=== Section Start ===

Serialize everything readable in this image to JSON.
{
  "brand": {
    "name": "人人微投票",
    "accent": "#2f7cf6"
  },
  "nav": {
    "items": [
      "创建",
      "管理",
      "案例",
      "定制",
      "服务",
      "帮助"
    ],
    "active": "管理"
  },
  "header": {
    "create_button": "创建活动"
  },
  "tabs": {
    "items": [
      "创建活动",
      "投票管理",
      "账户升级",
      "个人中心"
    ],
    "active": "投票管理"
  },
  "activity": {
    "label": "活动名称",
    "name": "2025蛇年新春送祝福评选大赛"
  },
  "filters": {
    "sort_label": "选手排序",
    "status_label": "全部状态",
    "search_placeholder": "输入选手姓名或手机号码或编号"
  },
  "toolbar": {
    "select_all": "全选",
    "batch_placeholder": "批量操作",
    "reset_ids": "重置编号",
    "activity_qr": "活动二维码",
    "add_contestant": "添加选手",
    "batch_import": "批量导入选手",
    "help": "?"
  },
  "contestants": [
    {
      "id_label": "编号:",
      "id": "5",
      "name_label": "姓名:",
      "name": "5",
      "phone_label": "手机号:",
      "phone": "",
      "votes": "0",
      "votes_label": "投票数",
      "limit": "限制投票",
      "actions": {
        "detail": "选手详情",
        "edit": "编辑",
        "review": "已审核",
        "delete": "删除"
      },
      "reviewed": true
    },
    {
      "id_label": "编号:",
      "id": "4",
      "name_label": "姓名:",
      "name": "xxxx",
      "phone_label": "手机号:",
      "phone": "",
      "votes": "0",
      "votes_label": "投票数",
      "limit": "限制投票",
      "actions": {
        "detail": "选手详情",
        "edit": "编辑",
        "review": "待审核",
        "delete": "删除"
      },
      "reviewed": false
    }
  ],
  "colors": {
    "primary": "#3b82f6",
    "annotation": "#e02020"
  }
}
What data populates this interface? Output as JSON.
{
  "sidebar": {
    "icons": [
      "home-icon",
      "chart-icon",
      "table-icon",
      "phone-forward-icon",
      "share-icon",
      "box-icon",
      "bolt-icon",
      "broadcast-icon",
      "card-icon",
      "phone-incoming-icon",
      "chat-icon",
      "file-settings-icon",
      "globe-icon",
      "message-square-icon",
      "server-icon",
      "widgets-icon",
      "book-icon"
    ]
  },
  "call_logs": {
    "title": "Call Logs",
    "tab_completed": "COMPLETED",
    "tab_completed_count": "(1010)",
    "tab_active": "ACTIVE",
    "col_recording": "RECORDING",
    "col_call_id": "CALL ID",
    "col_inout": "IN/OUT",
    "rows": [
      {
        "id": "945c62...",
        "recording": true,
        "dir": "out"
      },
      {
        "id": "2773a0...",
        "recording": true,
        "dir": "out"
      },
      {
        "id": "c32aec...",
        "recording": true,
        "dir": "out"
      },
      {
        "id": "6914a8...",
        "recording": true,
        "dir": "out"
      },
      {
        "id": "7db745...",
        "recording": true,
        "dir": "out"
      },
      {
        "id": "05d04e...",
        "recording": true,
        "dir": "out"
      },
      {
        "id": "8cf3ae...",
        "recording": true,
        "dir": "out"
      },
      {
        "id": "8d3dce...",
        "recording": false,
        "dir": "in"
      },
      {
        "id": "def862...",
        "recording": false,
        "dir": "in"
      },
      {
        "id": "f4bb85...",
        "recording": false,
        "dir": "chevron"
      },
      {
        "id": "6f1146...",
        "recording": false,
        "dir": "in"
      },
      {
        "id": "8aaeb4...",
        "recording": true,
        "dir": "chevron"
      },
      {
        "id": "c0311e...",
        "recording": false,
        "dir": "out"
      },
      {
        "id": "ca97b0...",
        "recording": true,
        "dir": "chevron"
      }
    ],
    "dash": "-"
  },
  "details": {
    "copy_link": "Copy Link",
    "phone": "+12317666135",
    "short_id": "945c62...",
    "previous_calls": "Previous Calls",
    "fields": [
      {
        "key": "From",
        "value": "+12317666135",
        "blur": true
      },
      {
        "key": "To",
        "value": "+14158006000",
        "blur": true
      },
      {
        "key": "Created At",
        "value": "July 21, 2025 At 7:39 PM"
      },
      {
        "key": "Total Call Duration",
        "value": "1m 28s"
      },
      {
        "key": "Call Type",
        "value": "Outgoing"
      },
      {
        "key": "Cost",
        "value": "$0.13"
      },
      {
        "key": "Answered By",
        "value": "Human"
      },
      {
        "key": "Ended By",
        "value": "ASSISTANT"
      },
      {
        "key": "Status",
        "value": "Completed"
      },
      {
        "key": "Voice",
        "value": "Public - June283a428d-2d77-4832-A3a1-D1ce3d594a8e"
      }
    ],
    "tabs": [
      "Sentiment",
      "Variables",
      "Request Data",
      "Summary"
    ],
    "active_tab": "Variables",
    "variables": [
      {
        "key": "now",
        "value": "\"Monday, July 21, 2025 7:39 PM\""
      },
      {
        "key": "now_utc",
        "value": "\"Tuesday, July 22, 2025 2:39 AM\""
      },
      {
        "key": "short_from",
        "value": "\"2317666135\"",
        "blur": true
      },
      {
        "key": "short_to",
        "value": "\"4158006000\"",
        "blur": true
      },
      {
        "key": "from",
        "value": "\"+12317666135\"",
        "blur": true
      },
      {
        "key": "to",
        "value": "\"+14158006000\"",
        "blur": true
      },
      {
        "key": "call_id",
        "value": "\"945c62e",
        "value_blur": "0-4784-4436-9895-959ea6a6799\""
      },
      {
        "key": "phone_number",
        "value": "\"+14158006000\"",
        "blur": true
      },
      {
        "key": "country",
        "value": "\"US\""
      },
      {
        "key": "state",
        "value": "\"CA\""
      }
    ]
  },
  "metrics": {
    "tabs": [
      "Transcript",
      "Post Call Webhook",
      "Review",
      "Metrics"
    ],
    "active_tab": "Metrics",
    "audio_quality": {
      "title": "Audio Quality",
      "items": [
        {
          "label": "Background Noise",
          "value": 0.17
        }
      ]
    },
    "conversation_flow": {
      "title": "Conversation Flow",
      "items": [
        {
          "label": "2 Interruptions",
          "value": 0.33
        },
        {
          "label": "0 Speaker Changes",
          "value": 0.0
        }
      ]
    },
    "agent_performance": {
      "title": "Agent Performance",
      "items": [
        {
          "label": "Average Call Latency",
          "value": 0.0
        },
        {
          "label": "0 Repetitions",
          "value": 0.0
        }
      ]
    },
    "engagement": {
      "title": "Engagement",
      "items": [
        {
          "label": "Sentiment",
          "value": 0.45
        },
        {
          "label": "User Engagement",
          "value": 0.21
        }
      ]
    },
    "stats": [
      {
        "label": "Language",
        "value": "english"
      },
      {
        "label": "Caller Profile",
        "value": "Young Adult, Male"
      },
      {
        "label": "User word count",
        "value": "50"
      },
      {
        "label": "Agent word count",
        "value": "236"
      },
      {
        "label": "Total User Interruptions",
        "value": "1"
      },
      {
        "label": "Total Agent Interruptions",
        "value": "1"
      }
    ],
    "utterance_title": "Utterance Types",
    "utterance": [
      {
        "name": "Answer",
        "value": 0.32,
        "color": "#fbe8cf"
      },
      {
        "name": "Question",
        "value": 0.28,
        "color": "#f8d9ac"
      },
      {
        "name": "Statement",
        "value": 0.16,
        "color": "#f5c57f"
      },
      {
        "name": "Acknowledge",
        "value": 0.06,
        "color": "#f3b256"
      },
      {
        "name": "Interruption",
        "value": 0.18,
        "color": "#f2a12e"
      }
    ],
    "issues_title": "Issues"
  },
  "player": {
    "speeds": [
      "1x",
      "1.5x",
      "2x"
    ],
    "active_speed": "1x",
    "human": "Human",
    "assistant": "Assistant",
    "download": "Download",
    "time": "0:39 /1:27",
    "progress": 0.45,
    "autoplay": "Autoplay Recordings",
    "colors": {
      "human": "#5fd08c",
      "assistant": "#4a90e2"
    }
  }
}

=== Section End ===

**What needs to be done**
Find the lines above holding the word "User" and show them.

**Output for this task**
          "label": "User Engagement",
        "label": "User word count",
        "label": "Total User Interruptions",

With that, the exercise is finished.